- Wouxun KG-UVD1P dual band, 5W VHF, 4W UHF. Shares antennas and mic ports with the Kenwood, so no need to haul around more equipment for the extra radio if I’m doing some serious portable work. (Now out of service due to internal speaker failure, may be selling with a shoulder mic.)
- Baofeng UV-5R Dual Band HT with 3800mAh extended battery pack. Just ordered from eBay last week, hasn’t arrived yet. Will do a review at a later time, maybe even my first video review, so stay tuned.
- By far my smallest setup, I run a VHF Motorola Spectra in the car, and yes, I still keep a CB in there as well to check on traffic reports. Lack of space has forced me to remove the CB from service though. Antenna is a Hustler dual band (V/U), Coax has been modified to accept the radio’s Motorola UHF connection without an adapter (been there, done that… Every adapter I bought was too lossy for my liking and liked to unscrew itself from the radio after a few potholes, hi hi!)
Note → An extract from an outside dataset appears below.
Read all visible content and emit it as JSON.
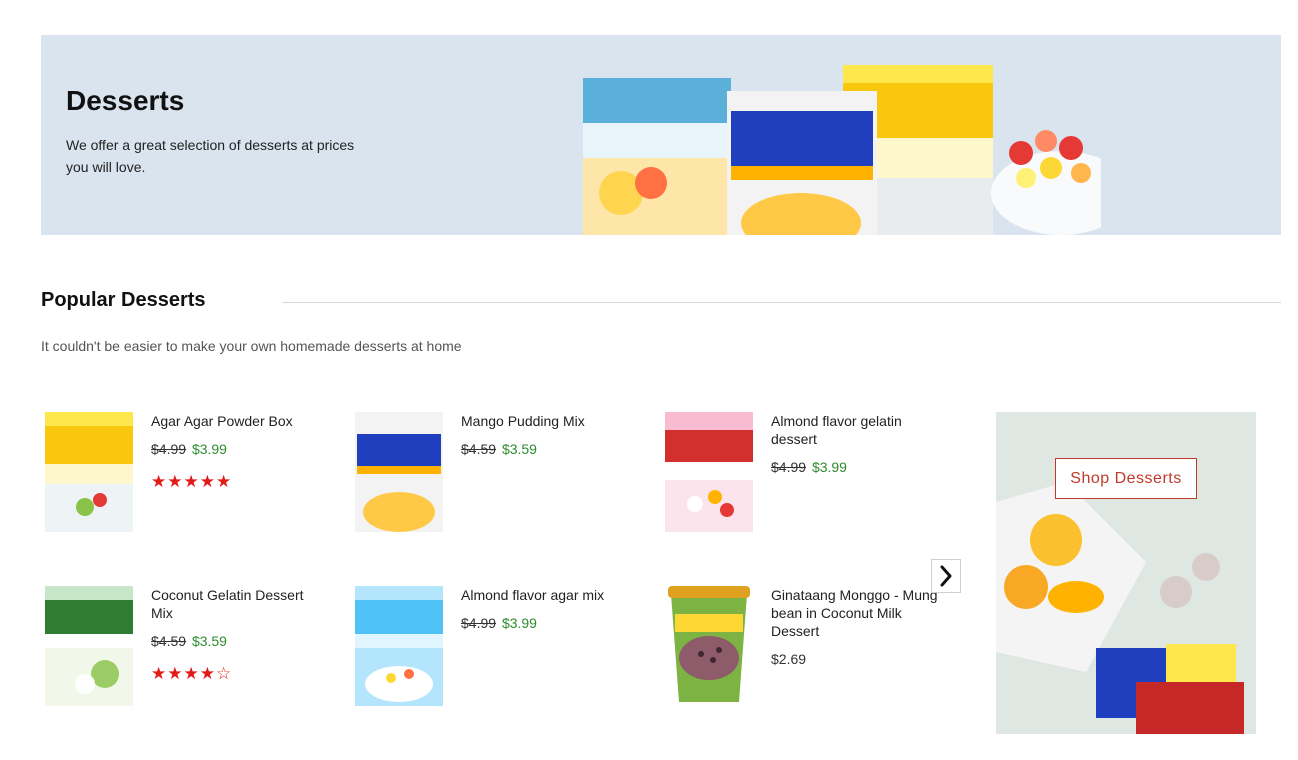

- Uniden Home Patrol Model 1 P25 digital scanner. This for the obvious reason, I listen to the active calls on the way in to work. It is a very handy scanner, because in a pinch, you can program it on the fly with just a city name or Zip code. Of all the digital scanners I have been around, this is by far the easiest to program, with or without the software, and the touch screens highly descriptive menus are much more simple to operate that the traditional pushbutton scanners.
Well, I put about a half hour into a post when I first started the blog. It basically entailed how I got into ham radio and a couple of general thoughts on gear to go along with the shack pictures I’d posted previously, as well as a description of my gear. It seems to have gone missing, but it needed updated anyway. I’ll retype it again here soon and get it posted along with pictures of the mobile and portable radios.
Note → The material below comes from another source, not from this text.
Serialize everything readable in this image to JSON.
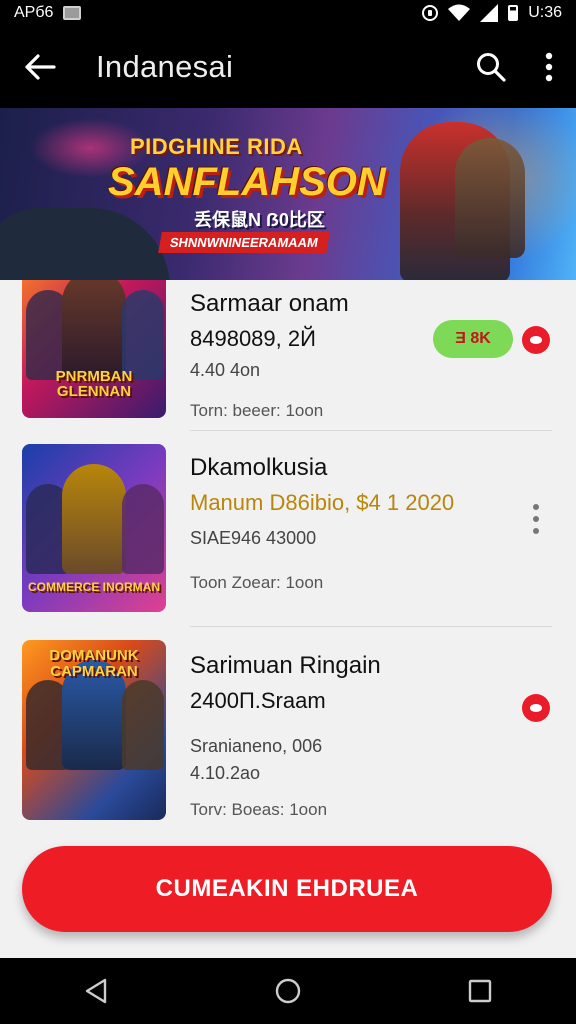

Tonight at 9PM Eastern, 0200 UTC, I will submit my fourth and qualifying check-in for the Country Cousins Net (Southern Section net.) Anyone is free to check in on this net. It meets nightly at the above time on 3.970.00 MHz. Go see what they are all about here… http://www.qsl.net/ww4scc/ (not sure if the hyperlink came through, if not, just copy and paste.)
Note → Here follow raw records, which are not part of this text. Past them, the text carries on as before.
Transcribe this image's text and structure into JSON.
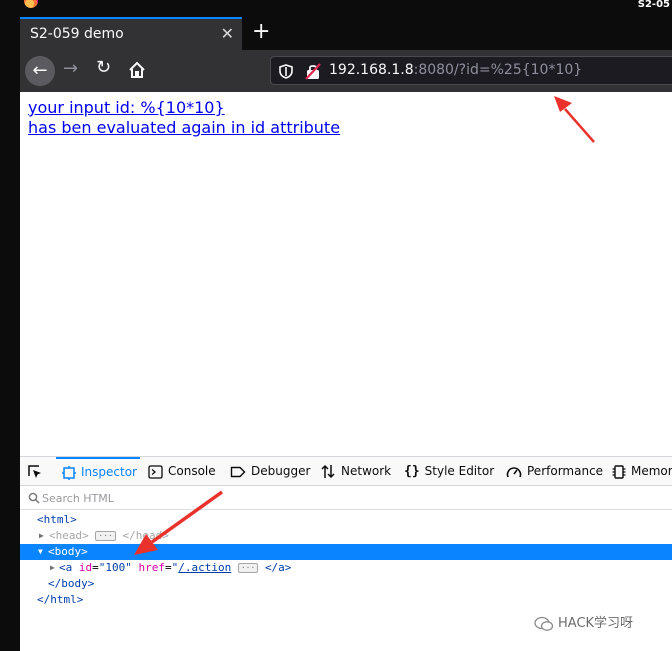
{
  "window": {
    "title_fragment": "S2-05"
  },
  "tabs": [
    {
      "title": "S2-059 demo",
      "active": true
    }
  ],
  "toolbar": {
    "back_glyph": "←",
    "forward_glyph": "→",
    "reload_glyph": "↻",
    "close_glyph": "✕",
    "new_tab_glyph": "+"
  },
  "urlbar": {
    "host": "192.168.1.8",
    "rest": ":8080/?id=%25{10*10}"
  },
  "page": {
    "links": [
      "your input id: %{10*10}",
      "has ben evaluated again in id attribute"
    ]
  },
  "devtools": {
    "tabs": [
      {
        "label": "Inspector",
        "icon": "inspector-icon",
        "active": true
      },
      {
        "label": "Console",
        "icon": "console-icon"
      },
      {
        "label": "Debugger",
        "icon": "debugger-icon"
      },
      {
        "label": "Network",
        "icon": "network-icon"
      },
      {
        "label": "Style Editor",
        "icon": "style-editor-icon"
      },
      {
        "label": "Performance",
        "icon": "performance-icon"
      },
      {
        "label": "Memor",
        "icon": "memory-icon"
      }
    ],
    "search": {
      "placeholder": "Search HTML"
    },
    "tree": {
      "html_open": "<html>",
      "head_open": "<head>",
      "head_close": "</head>",
      "body_open": "<body>",
      "a_open": "<a",
      "a_id_name": "id",
      "a_id_value": "\"100\"",
      "a_href_name": "href",
      "a_href_q": "\"",
      "a_href_value": "/.action",
      "a_close": "</a>",
      "body_close": "</body>",
      "html_close": "</html>",
      "ellipsis": "···"
    }
  },
  "watermark": {
    "text": "HACK学习呀"
  },
  "colors": {
    "accent": "#0a84ff",
    "arrow": "#e8322b",
    "link": "#0000ee"
  }
}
Feel free to drop in. This is a “ragchew” style roundtable net, but short-time stations can check and run. See you on the radio!
73- de KD8IZD
Quite a while back, almost a year, I bought a Radeon graphics card and thought it was the wrong one. I cracked the computer open and did some looking and behold! There is the connector I had been looking for. Onto the motherboard it went and here’s the result.
To my small amount of followers thus far, I’m surprised anyone stuck around. I don’t post very often due to my somewhat hectic life of shift work. At this point, I am on the 0000-0800 hour midnight shift, then back to 1600-0000 afternoon shift for January, so I’ll have a lot of time in the next month or so to get things going. I do have some new developments in the HF world to share, and finally have the long awaited shack pictures to go along with the descriptions. I also may be airing from a new QTH soon, more on that after the first of the year, so STAY TUNED!!!
73 de KD8IZD
Haven’t been around for a while. I have been kind of busy. Haven’t been on the air much for the past few months due to broken dipole ropes, nor have I been here due to how hot the radio room gets. I have added some new equipment to my inventory including an MFJ-943 Versa-Tuner and will be posting pictures as soon as I clean up the shack a bit.
Since Field Day, I have upgraded to Amateur Extra and got my ARRL Volunteer Examiner credentials. I also fried my HTs high power final transistor that same day… I have upgraded it from a Kenwood to a Motorola MT 2000 Jedi top display (model 1 for all you technical folks out there.) After I got it programmed, I took it apart to fix a speaker that sounds like aluminum cans rattling around and managed to damage the ribbon cable that connects the display and speaker. Waiting now on a parts radio that if works, i may use full time as it has more features than the one I have now. I hope everything is going well with any followers I have so far. Planning on becoming more active with this page in the future, but life gets in the way sometimes.